Film: Dum Mastam
Release Date: 3rd May 2022
Director: Mohammed Ehteshamuddin
Review By: Hassan Hassan
Dum Mastam, the Imran Ashraf-Amar Khan starring big screen debut, alongside critically acclaimed actor, Adnan Siddiqui’s maiden production venture, was one of the most awaited Eid releases this year. It can also be considered a film that may have arguably been the most difficult to conceive, develop, and execute amongst all the Eid releases.
The film is one such affair that will leave an impact by creating starkly conflicting and perplexing opinions about it, analogous to the central conflict on which it is based. How you find it as a film, depends totally on what you are looking for in a cinematic affair, especially when you are paying to get entertained in this age of soaring inflation.
Set in ancient central Lahore, the story follows an ambitious girl Aliya (Amar Khan) and the lovable, street-smart Bao (Imran Ashraf). While Aliya’s world revolves around her aim to make it big in showbiz, Bao, a struggling singer, is more focused on winning Aliya’s heart.
Fate brings the pair at loggerheads with each other, when they dramatically face different outcomes of their endeavours to make it big in the glitzy world of glamor, and to achieve long-yearned love. How this one-sided, conflict-ridden journey of showbiz and love unfolds is for the viewer to experience on the big screen.
While the story may seem interesting on paper, its transcription onto the big screen is unfortunately not as promising and fulfilling. The journey of Aliya and Bao is peppered with colorful and foot-tapping dance numbers, a handful of soulful songs, some stunning visuals, and ornate set and production designs.
However, the lack of attention on developing and exploring the central conflict in more detail makes Dum Mastam a mere pyrotechnic affair with a rudimentary storyline.

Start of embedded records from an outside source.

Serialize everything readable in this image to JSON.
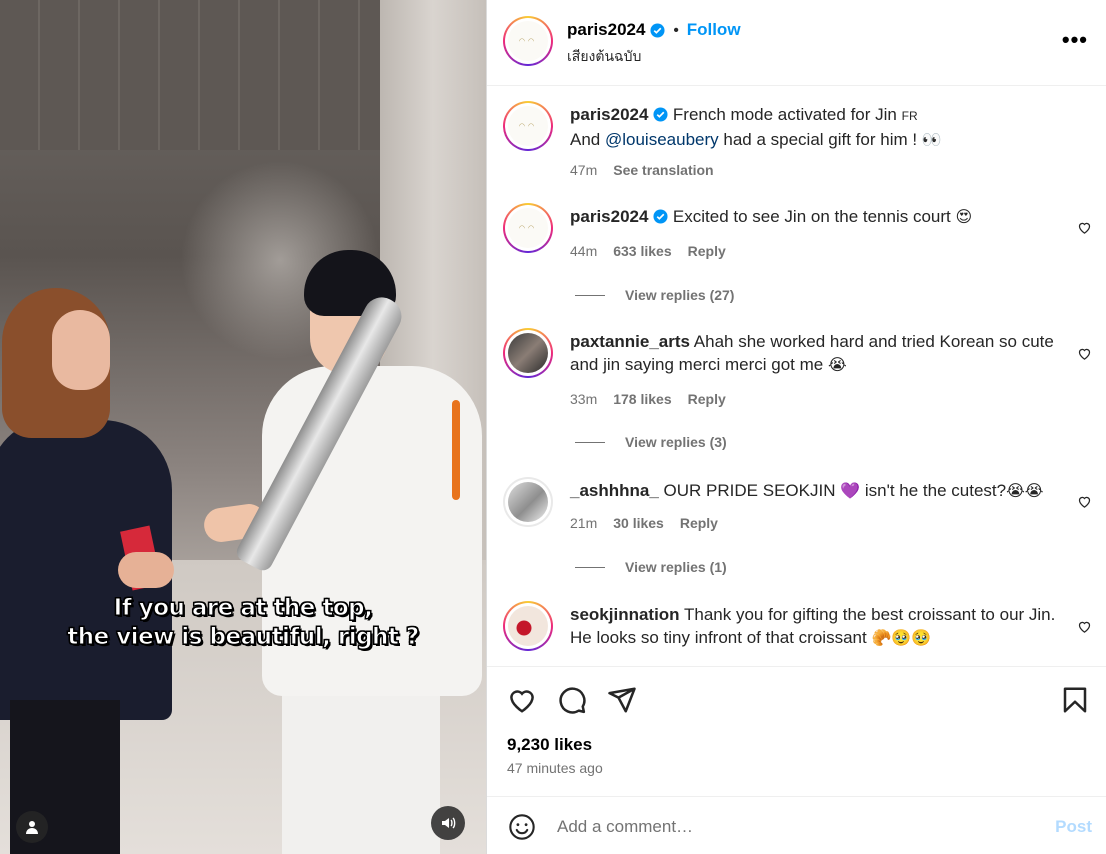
{
  "video": {
    "subtitle_line1": "If you are at the top,",
    "subtitle_line2": "the view is beautiful, right ?"
  },
  "header": {
    "username": "paris2024",
    "follow_label": "Follow",
    "audio_label": "เสียงต้นฉบับ",
    "more_label": "•••"
  },
  "caption": {
    "username": "paris2024",
    "text_line1": "French mode activated for Jin",
    "flag": "FR",
    "text_line2_prefix": "And",
    "mention": "@louiseaubery",
    "text_line2_suffix": "had a special gift for him !",
    "emoji": "👀",
    "time": "47m",
    "translate_label": "See translation"
  },
  "comments": [
    {
      "username": "paris2024",
      "text": "Excited to see Jin on the tennis court",
      "emoji": "😍",
      "time": "44m",
      "likes": "633 likes",
      "reply_label": "Reply",
      "replies": "View replies (27)"
    },
    {
      "username": "paxtannie_arts",
      "text": "Ahah she worked hard and tried Korean so cute and jin saying merci merci got me",
      "emoji": "😭",
      "time": "33m",
      "likes": "178 likes",
      "reply_label": "Reply",
      "replies": "View replies (3)"
    },
    {
      "username": "_ashhhna_",
      "text": "OUR PRIDE SEOKJIN",
      "emoji_mid": "💜",
      "text2": "isn't he the cutest?",
      "emoji": "😭😭",
      "time": "21m",
      "likes": "30 likes",
      "reply_label": "Reply",
      "replies": "View replies (1)"
    },
    {
      "username": "seokjinnation",
      "text": "Thank you for gifting the best croissant to our Jin. He looks so tiny infront of that croissant",
      "emoji": "🥐🥹🥹"
    }
  ],
  "footer": {
    "likes": "9,230 likes",
    "time_ago": "47 minutes ago",
    "comment_placeholder": "Add a comment…",
    "post_label": "Post"
  },
  "colors": {
    "accent": "#0095f6",
    "muted": "#737373",
    "post_disabled": "#b3dbff"
  }
}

What Did And Did Not Work
Of all the Eid releases, Dum Mastam’s trailer was arguably the slickest and most articulately cut. Unfortunately, the same can’t be said for the film. The trailer promised a screenplay that seemed like a rollercoaster ride of emotions and conflict with a high dose of fast-paced musical drama, and stunning visuals. The film, however, is paradoxically slow paced, especially in the second half, with its basic story overstretched than its elastic limit.

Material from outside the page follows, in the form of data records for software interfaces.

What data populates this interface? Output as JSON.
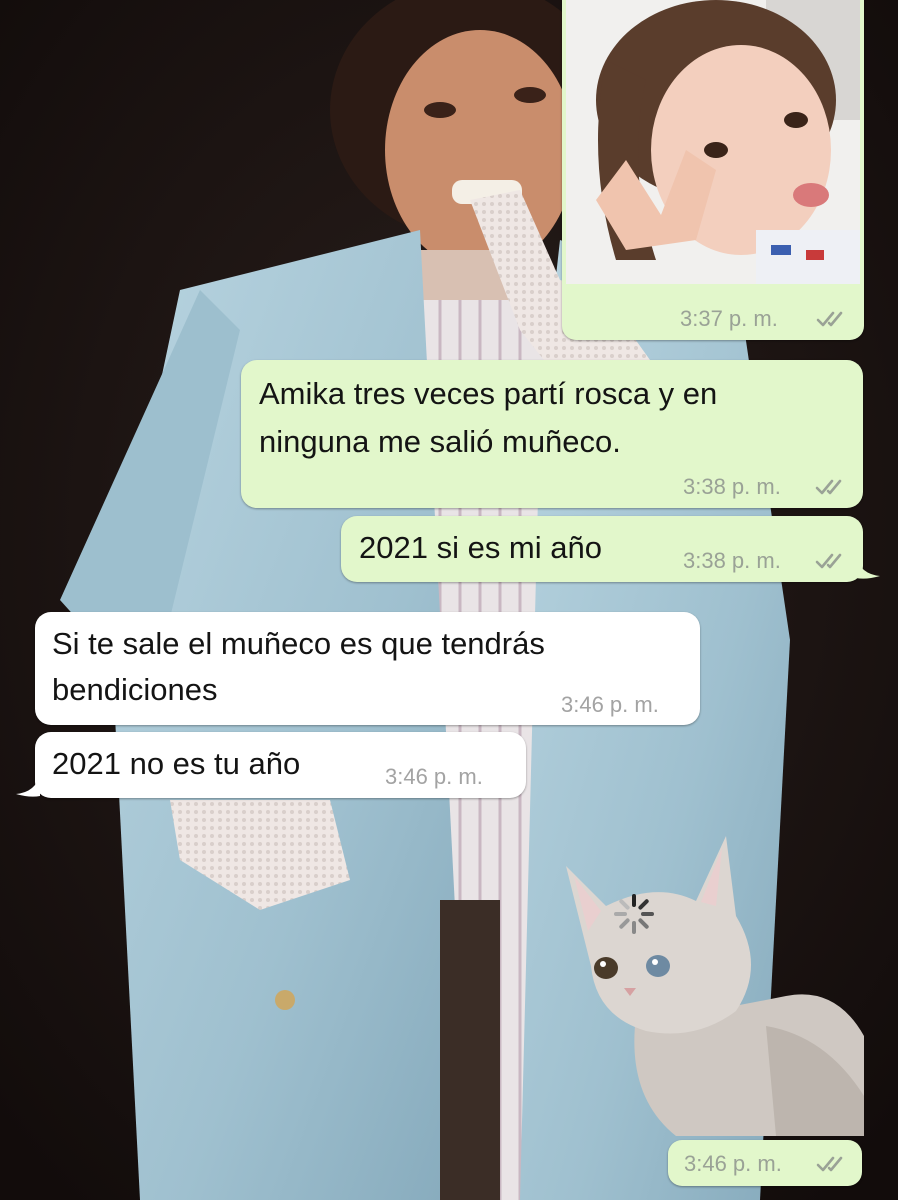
{
  "chat": {
    "messages": [
      {
        "id": "m1",
        "direction": "outgoing",
        "type": "photo",
        "time": "3:37 p. m.",
        "status": "read-double-check-icon"
      },
      {
        "id": "m2",
        "direction": "outgoing",
        "type": "text",
        "lines": [
          "Amika tres veces partí rosca y en",
          "ninguna me salió muñeco."
        ],
        "time": "3:38 p. m.",
        "status": "read-double-check-icon"
      },
      {
        "id": "m3",
        "direction": "outgoing",
        "type": "text",
        "lines": [
          "2021 si es mi año"
        ],
        "time": "3:38 p. m.",
        "status": "read-double-check-icon"
      },
      {
        "id": "m4",
        "direction": "incoming",
        "type": "text",
        "lines": [
          "Si te sale el muñeco es que tendrás",
          "bendiciones"
        ],
        "time": "3:46 p. m."
      },
      {
        "id": "m5",
        "direction": "incoming",
        "type": "text",
        "lines": [
          "2021 no es tu año"
        ],
        "time": "3:46 p. m."
      },
      {
        "id": "m6",
        "direction": "outgoing",
        "type": "sticker",
        "sticker": "loading-cat-sticker",
        "time": "3:46 p. m.",
        "status": "read-double-check-icon"
      }
    ]
  },
  "colors": {
    "outgoing_bubble": "#e2f7cb",
    "incoming_bubble": "#ffffff",
    "timestamp": "#9aa296",
    "wallpaper_bg": "#1b1413",
    "jacket": "#a9c9d6"
  }
}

Salam Razaq’s cinematography – particularly in the first half, where the city of Lahore is captured in all its rustic grandeur and mystic beauty – combined with the visually appealing picturization of the songs across beautiful locales of Jhelum, Mangla and Interior Sindh, makes Dum Mastam the best visual affair this Eid.
Being a musical drama, Dum Mastam could not have had a better team than the likes of well-established names like Shiraz Uppal, Azaan Sami Khan, Shani Arshad, and Bilal Saeed.

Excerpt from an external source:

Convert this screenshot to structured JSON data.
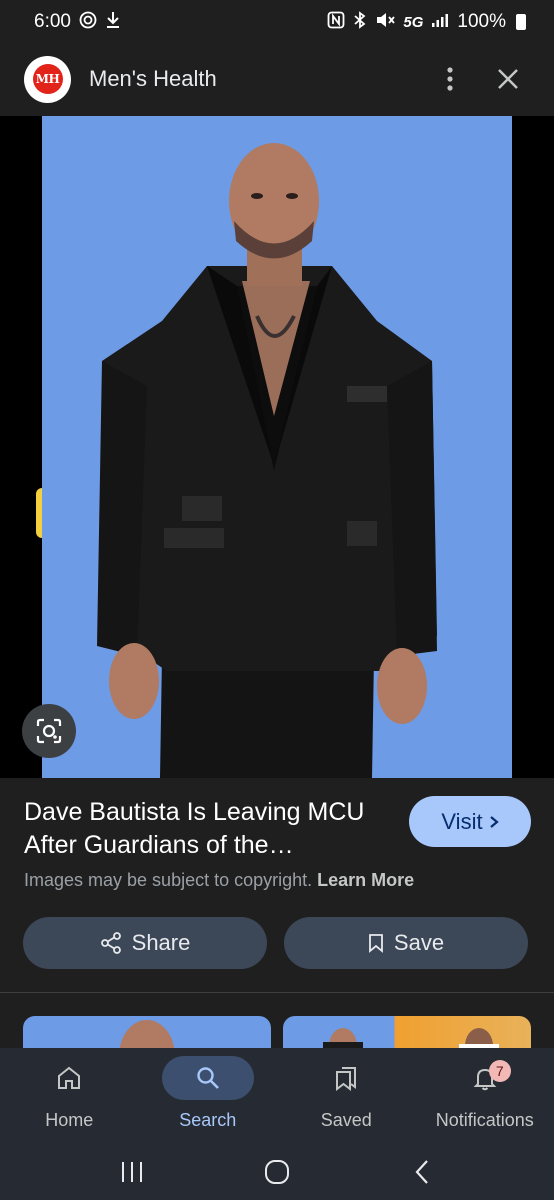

The film has the best music album, with every song catering to a different mood. The music is soulful and ornately arranged. The crisp and colorful picturization makes it even more stunning. Kiran Malik’s cameo in the title song is a treat for sore eyes.
The Performances In Dum Mastam
Imran Ashraf as Bao, with his layered performance, is the real star of the show. He has glimpses of Bhola and Musa, and is lovable in each avatar. At such a young age, the actor has explored his range extensively and is a real asset for the Pakistani entertainment arena. The scene where he trims his hair in a conflict with Aliya is one of the best, amongst the many instances in Dum Mastam.
Closely following is Amar Khan, who is loud and headstrong in the first half, and broken and in despair in the second. Her performance may seem to go overboard in some places. However, she delivers one of the best performances of her career.
While the performances by the lead cast are bound to impress, the same can’t be said for most of the supporting cast. Saleem Mairaj as the sleazy manager/talent promoter, Momin Saqib as a plagiarising rockstar, and his accomplice Adnan Shah Tipu, are a tad bit disappointing, and even irksome most of the times. The only exception is Sohail Ahmad, as Bao’s father, who, despite being one-dimensional, is easy on the eyes and mind.
Despite all its strong points, Dum Mastam leaves the audience asking for more, and an overall better experience, when it comes down to the story and screenplay. The conflict between the two leads remains repetitive and fatiguing for the viewers.
A lot of time is wasted on the supporting cast, like Gudu Razor, whose absence wouldn’t have affected the narrative in anyway. Perhaps, better casting, or a less caricature-esque character would have worked in Gudu’s favor.
Dum Mastam In Isolation
When seen in isolation, a majority of the scenes of Dum Mastam are perfectly written, constructed, directed, and performed. However, the same cannot be said when they combine in the form of a screenplay. It’s this experience that many viewers may find unappealing.
With all the hard work put into visuals, music, production design, and artwork, the makers should have focused equally on the script, screenplay, and editing of the film as a whole.
Dum Mastam can be enjoyed if you are a fan of great visuals, music, Imran Ashraf/Amar Khan, or have a penchant for strongly delivered dramatic performances. However, the screenplay does fall short, and if that’s a selling point for you, you may not find Dum Mastam an engrossing experience.